____ Records

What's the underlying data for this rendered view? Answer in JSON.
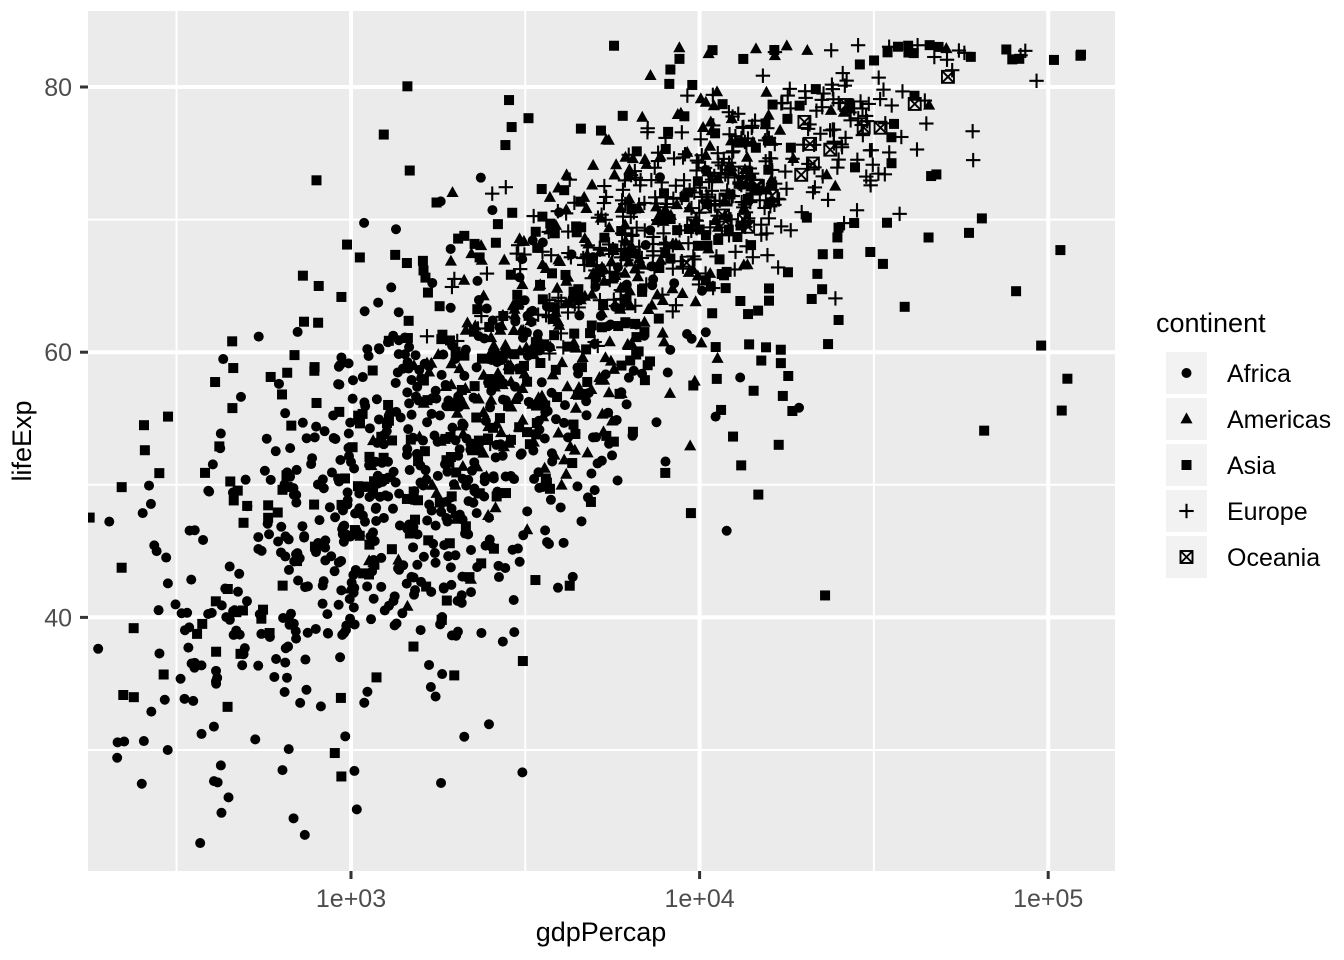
{
  "chart_data": {
    "type": "scatter",
    "title": "",
    "xlabel": "gdpPercap",
    "ylabel": "lifeExp",
    "x_scale": "log10",
    "y_scale": "linear",
    "xlim": [
      241,
      137000
    ],
    "ylim": [
      21.5,
      83.5
    ],
    "x_ticks": [
      1000,
      10000,
      100000
    ],
    "x_tick_labels": [
      "1e+03",
      "1e+04",
      "1e+05"
    ],
    "y_ticks": [
      40,
      60,
      80
    ],
    "y_tick_labels": [
      "40",
      "60",
      "80"
    ],
    "x_minor_ticks": [
      3162,
      31623,
      316
    ],
    "y_minor_ticks": [
      30,
      50,
      70
    ],
    "grid": true,
    "legend_position": "right",
    "legend_title": "continent",
    "panel_background": "#EBEBEB",
    "grid_color": "#FFFFFF",
    "point_color": "#000000",
    "series": [
      {
        "name": "Africa",
        "shape": "circle",
        "n": 624,
        "x_log_mean": 3.12,
        "x_log_sd": 0.36,
        "y_mean": 48.9,
        "y_sd": 9.1,
        "corr": 0.62
      },
      {
        "name": "Americas",
        "shape": "triangle",
        "n": 300,
        "x_log_mean": 3.7,
        "x_log_sd": 0.31,
        "y_mean": 64.7,
        "y_sd": 9.3,
        "corr": 0.73
      },
      {
        "name": "Asia",
        "shape": "square",
        "n": 396,
        "x_log_mean": 3.52,
        "x_log_sd": 0.55,
        "y_mean": 60.1,
        "y_sd": 11.9,
        "corr": 0.69
      },
      {
        "name": "Europe",
        "shape": "plus",
        "n": 360,
        "x_log_mean": 4.04,
        "x_log_sd": 0.33,
        "y_mean": 71.9,
        "y_sd": 5.4,
        "corr": 0.77
      },
      {
        "name": "Oceania",
        "shape": "crossed-square",
        "n": 24,
        "x_log_mean": 4.25,
        "x_log_sd": 0.22,
        "y_mean": 74.3,
        "y_sd": 3.8,
        "corr": 0.95
      }
    ]
  },
  "legend": {
    "title": "continent",
    "entries": [
      {
        "label": "Africa",
        "shape": "circle"
      },
      {
        "label": "Americas",
        "shape": "triangle"
      },
      {
        "label": "Asia",
        "shape": "square"
      },
      {
        "label": "Europe",
        "shape": "plus"
      },
      {
        "label": "Oceania",
        "shape": "crossed-square"
      }
    ]
  },
  "axes": {
    "x_title": "gdpPercap",
    "y_title": "lifeExp",
    "x_tick_labels": [
      "1e+03",
      "1e+04",
      "1e+05"
    ],
    "y_tick_labels": [
      "80",
      "60",
      "40"
    ]
  },
  "colors": {
    "panel": "#EBEBEB",
    "grid": "#FFFFFF",
    "point": "#000000",
    "tick_text": "#4d4d4d",
    "title_text": "#000000",
    "legend_key": "#F2F2F2",
    "page": "#FFFFFF"
  }
}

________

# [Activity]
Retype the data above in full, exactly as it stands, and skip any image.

# [Your solution]
What's the underlying data for this rendered view? Answer in JSON.
{
  "chart_data": {
    "type": "scatter",
    "title": "",
    "xlabel": "gdpPercap",
    "ylabel": "lifeExp",
    "x_scale": "log10",
    "y_scale": "linear",
    "xlim": [
      241,
      137000
    ],
    "ylim": [
      21.5,
      83.5
    ],
    "x_ticks": [
      1000,
      10000,
      100000
    ],
    "x_tick_labels": [
      "1e+03",
      "1e+04",
      "1e+05"
    ],
    "y_ticks": [
      40,
      60,
      80
    ],
    "y_tick_labels": [
      "40",
      "60",
      "80"
    ],
    "x_minor_ticks": [
      3162,
      31623,
      316
    ],
    "y_minor_ticks": [
      30,
      50,
      70
    ],
    "grid": true,
    "legend_position": "right",
    "legend_title": "continent",
    "panel_background": "#EBEBEB",
    "grid_color": "#FFFFFF",
    "point_color": "#000000",
    "series": [
      {
        "name": "Africa",
        "shape": "circle",
        "n": 624,
        "x_log_mean": 3.12,
        "x_log_sd": 0.36,
        "y_mean": 48.9,
        "y_sd": 9.1,
        "corr": 0.62
      },
      {
        "name": "Americas",
        "shape": "triangle",
        "n": 300,
        "x_log_mean": 3.7,
        "x_log_sd": 0.31,
        "y_mean": 64.7,
        "y_sd": 9.3,
        "corr": 0.73
      },
      {
        "name": "Asia",
        "shape": "square",
        "n": 396,
        "x_log_mean": 3.52,
        "x_log_sd": 0.55,
        "y_mean": 60.1,
        "y_sd": 11.9,
        "corr": 0.69
      },
      {
        "name": "Europe",
        "shape": "plus",
        "n": 360,
        "x_log_mean": 4.04,
        "x_log_sd": 0.33,
        "y_mean": 71.9,
        "y_sd": 5.4,
        "corr": 0.77
      },
      {
        "name": "Oceania",
        "shape": "crossed-square",
        "n": 24,
        "x_log_mean": 4.25,
        "x_log_sd": 0.22,
        "y_mean": 74.3,
        "y_sd": 3.8,
        "corr": 0.95
      }
    ]
  },
  "legend": {
    "title": "continent",
    "entries": [
      {
        "label": "Africa",
        "shape": "circle"
      },
      {
        "label": "Americas",
        "shape": "triangle"
      },
      {
        "label": "Asia",
        "shape": "square"
      },
      {
        "label": "Europe",
        "shape": "plus"
      },
      {
        "label": "Oceania",
        "shape": "crossed-square"
      }
    ]
  },
  "axes": {
    "x_title": "gdpPercap",
    "y_title": "lifeExp",
    "x_tick_labels": [
      "1e+03",
      "1e+04",
      "1e+05"
    ],
    "y_tick_labels": [
      "80",
      "60",
      "40"
    ]
  },
  "colors": {
    "panel": "#EBEBEB",
    "grid": "#FFFFFF",
    "point": "#000000",
    "tick_text": "#4d4d4d",
    "title_text": "#000000",
    "legend_key": "#F2F2F2",
    "page": "#FFFFFF"
  }
}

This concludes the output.